This is a far simpler shot and was accomplished by moving the handheld camera through the room to an open window, sticking it through, and tilting down. The Prisoner of Azkaban “shot” was in fact an elaborate manipulation of images, with the segment where time runs in reverse around Harry and Hermione shot against a green screen; the portion going through the clock’s works and its window was done with CGI elements. (See American Cinematographer‘s article on the film  for an explication of the technology involved.)
Admirers of the elaborate “camera movements” in Children of Men and Gravity, some of which were done by stitching together several elements into apparently continuous shots, might take note that Cuarón’s experiences on Prisoner of Azkaban made them possible. A 2006 interview on SFGate describes the director’s progress:
One benefit was a crash course in computer-generated visual effects. Cuarón used “maybe a shot or two in “Y Tu Mamá También”–the 2001 Mexican indie that got him an Oscar nomination for best original screenplay–and in his earlier Hollywood movies, “A Little Princess” and “Great Expectations.”
On the Harry Potter sequel, working with computer effects was “like speaking Russian,” he says. The hardest part was figuring out how to shoot an object such as a plate, knowing that later it would be substituted by some wild effect.
“The important thing was not to be shackled by these effects, to shoot as you would your normal scene. There’s a tendency I witness in movies and completely dislike in which the narrative is kind of forced because of the visual effects. You have to try to keep your character and the visual-effect character as separate as possible.”
By the time he started “Children of Men,” all of this was “like second nature.”

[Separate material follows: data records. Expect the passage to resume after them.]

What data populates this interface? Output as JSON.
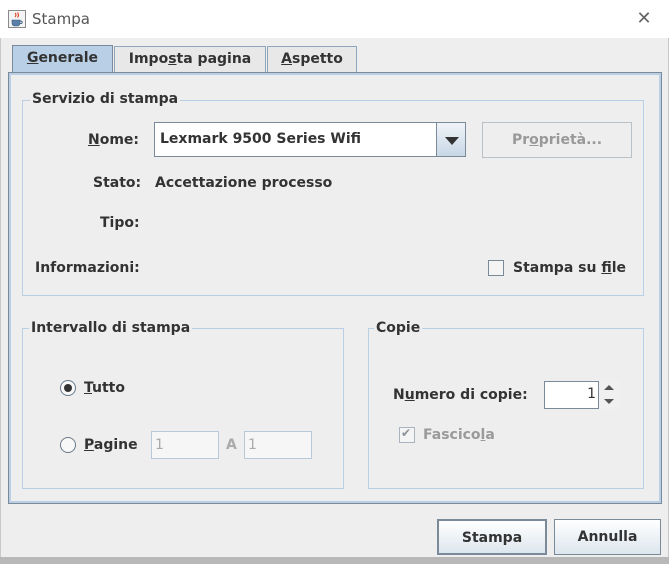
{
  "window": {
    "title": "Stampa",
    "close_symbol": "✕",
    "icon": "java-coffee-cup-icon"
  },
  "tabs": [
    {
      "label_pre": "",
      "label_ul": "G",
      "label_post": "enerale",
      "selected": true
    },
    {
      "label_pre": "Impo",
      "label_ul": "s",
      "label_post": "ta pagina",
      "selected": false
    },
    {
      "label_pre": "",
      "label_ul": "A",
      "label_post": "spetto",
      "selected": false
    }
  ],
  "service": {
    "group_title": "Servizio di stampa",
    "name_label_ul": "N",
    "name_label_post": "ome:",
    "printer_name": "Lexmark 9500 Series Wifi",
    "properties_pre": "Pr",
    "properties_ul": "o",
    "properties_post": "prietà...",
    "status_label": "Stato:",
    "status_value": "Accettazione processo",
    "type_label": "Tipo:",
    "info_label": "Informazioni:",
    "print_to_file_pre": "Stampa su ",
    "print_to_file_ul": "f",
    "print_to_file_post": "ile",
    "print_to_file_checked": false
  },
  "range": {
    "group_title": "Intervallo di stampa",
    "all_ul": "T",
    "all_post": "utto",
    "all_selected": true,
    "pages_ul": "P",
    "pages_post": "agine",
    "from_value": "1",
    "to_label": "A",
    "to_value": "1"
  },
  "copies": {
    "group_title": "Copie",
    "count_label_pre": "N",
    "count_label_ul": "u",
    "count_label_post": "mero di copie:",
    "count_value": "1",
    "collate_pre": "Fascico",
    "collate_ul": "l",
    "collate_post": "a",
    "collate_checked": true,
    "check_mark": "✔"
  },
  "footer": {
    "print_label": "Stampa",
    "cancel_label": "Annulla"
  }
}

In a more recent (undated) interview  given at the time when Gravity‘s principal photography was beginning, Cuarón stressed its connection to the things he had learned about special effects on Prisoner of Azkaban: “Well, Potter was my kindergarten and grammar school and high school and college education of visual effects. It is coming in handy with Gravity which is so, so visual-effects savvy [that] we’re inventing new technologies. Now it’s just second nature.” He also mentions that his work with David Heyman, who produced all the Harry Potter films, was what led him to invite Heyman to produce Gravity.
Apart from the CG-compiled long takes, there were effects like the hundreds of candles floating in the air above the great dining hall of Hogwarts (see top) and the living paintings crowding the walls (above left). It seems remarkable that Cuarón’s third film after his modest Mexican sex comedy could draw such high praise from James Cameron, one of the top directors of effects-heavy films, but working on a Harry Potter movie for a couple of years made that possible. And, as the frame below demonstrates, directing Quidditch matches is a good preparation for showing people drifting weightlessly in space.
The quotation from James Udden comes from his article, “Child of the Long Take: Alfonso Cuaron’s film Aesthetics in the Shadow of Globilization,” Style 43, 1 [Spring 2009]: 40. For those with access to a research library, this issue is available on ProQuest and other online archives.